→ DIRECTIONS: Filter the entries below, keeping only lines with the word "Category".

→ DATA FOR REVIEW:
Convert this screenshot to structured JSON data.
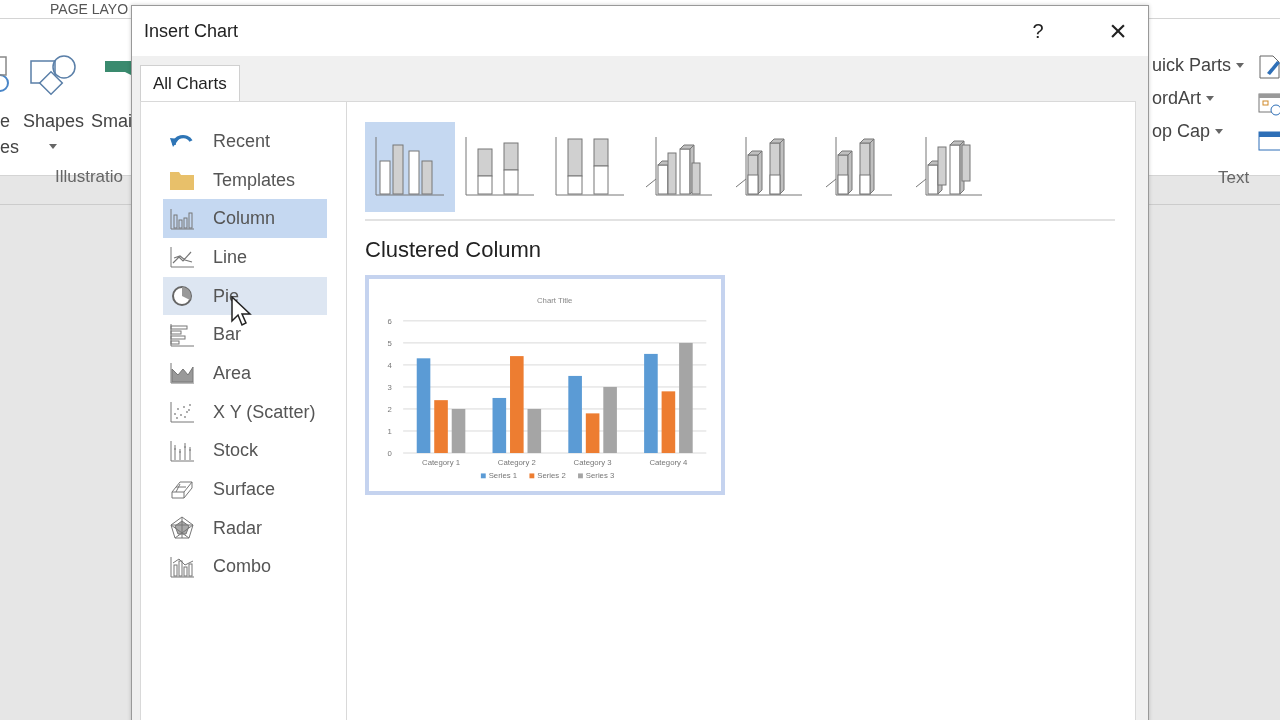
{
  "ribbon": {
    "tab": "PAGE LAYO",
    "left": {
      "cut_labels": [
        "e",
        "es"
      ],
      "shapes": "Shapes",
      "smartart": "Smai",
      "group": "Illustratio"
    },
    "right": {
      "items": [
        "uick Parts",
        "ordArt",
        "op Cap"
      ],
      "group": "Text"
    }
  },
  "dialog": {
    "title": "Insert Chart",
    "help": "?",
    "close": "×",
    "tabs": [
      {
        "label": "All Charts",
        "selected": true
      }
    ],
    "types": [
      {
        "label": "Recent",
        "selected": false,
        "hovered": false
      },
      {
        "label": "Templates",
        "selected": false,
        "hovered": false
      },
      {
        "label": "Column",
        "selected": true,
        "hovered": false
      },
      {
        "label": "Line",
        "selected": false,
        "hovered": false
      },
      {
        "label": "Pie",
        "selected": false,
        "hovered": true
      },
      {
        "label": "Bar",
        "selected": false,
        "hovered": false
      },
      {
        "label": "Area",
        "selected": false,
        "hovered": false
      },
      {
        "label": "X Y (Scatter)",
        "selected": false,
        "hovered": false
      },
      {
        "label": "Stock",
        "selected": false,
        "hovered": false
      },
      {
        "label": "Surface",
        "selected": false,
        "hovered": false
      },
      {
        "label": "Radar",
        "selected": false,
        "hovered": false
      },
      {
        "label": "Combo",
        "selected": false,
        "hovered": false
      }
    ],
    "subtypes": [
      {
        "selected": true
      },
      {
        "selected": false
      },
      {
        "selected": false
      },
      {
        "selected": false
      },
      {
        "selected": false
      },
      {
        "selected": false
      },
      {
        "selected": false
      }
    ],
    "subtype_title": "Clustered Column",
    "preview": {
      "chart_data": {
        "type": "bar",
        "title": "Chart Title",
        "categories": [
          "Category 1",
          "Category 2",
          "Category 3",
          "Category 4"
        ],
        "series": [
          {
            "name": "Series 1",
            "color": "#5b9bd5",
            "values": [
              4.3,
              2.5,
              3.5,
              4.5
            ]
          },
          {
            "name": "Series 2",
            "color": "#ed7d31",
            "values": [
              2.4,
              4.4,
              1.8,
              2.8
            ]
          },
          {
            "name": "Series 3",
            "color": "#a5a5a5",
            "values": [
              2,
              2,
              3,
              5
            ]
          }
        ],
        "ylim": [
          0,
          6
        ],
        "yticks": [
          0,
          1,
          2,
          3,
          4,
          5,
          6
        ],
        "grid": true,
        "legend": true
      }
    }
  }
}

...

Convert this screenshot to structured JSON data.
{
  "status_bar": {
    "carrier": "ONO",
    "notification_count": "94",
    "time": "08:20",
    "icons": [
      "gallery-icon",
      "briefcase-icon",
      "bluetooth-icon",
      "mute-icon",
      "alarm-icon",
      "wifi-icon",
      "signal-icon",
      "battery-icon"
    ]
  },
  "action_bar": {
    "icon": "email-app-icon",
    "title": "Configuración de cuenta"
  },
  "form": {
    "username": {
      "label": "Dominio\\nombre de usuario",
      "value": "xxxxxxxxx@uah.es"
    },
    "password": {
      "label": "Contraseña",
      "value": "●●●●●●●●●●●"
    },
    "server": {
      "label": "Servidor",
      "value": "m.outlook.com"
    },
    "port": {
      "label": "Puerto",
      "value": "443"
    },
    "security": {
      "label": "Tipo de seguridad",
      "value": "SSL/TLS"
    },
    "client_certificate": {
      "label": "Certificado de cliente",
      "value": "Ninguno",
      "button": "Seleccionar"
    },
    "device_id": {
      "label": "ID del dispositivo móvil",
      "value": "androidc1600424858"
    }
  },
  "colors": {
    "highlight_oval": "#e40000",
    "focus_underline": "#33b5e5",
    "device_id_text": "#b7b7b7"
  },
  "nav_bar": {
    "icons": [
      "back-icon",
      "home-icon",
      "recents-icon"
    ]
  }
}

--

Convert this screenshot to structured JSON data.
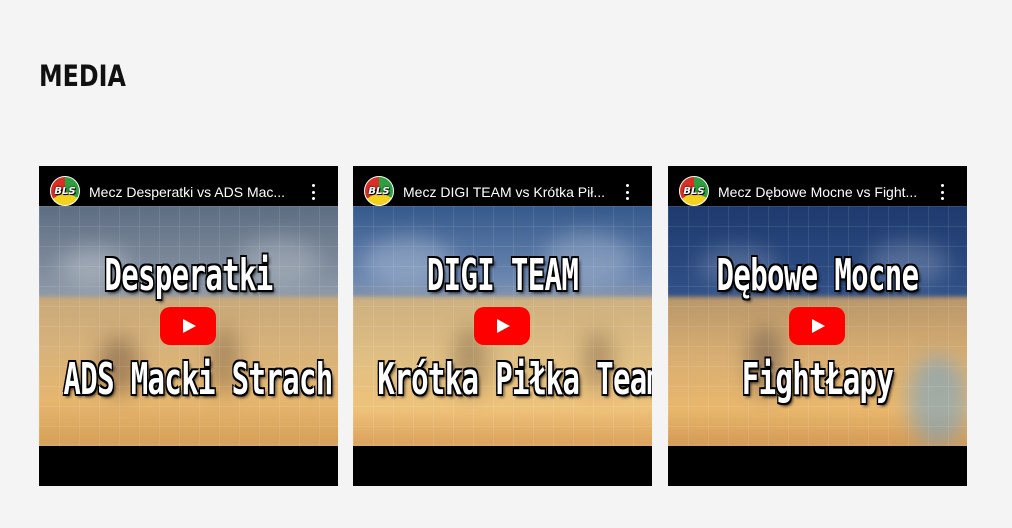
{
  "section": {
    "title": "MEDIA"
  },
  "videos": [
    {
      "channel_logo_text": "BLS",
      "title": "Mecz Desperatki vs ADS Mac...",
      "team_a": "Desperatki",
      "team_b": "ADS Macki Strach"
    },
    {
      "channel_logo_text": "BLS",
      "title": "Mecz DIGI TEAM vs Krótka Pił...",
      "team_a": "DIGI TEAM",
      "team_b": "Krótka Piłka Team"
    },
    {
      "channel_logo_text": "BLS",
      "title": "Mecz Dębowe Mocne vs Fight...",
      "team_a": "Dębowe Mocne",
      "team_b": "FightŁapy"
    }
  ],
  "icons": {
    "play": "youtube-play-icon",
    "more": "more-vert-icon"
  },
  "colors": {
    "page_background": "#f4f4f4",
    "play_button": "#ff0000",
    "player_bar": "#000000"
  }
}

→ TASK OUTPUT:
          "Category 1",
          "Category 2",
          "Category 3",
          "Category 4"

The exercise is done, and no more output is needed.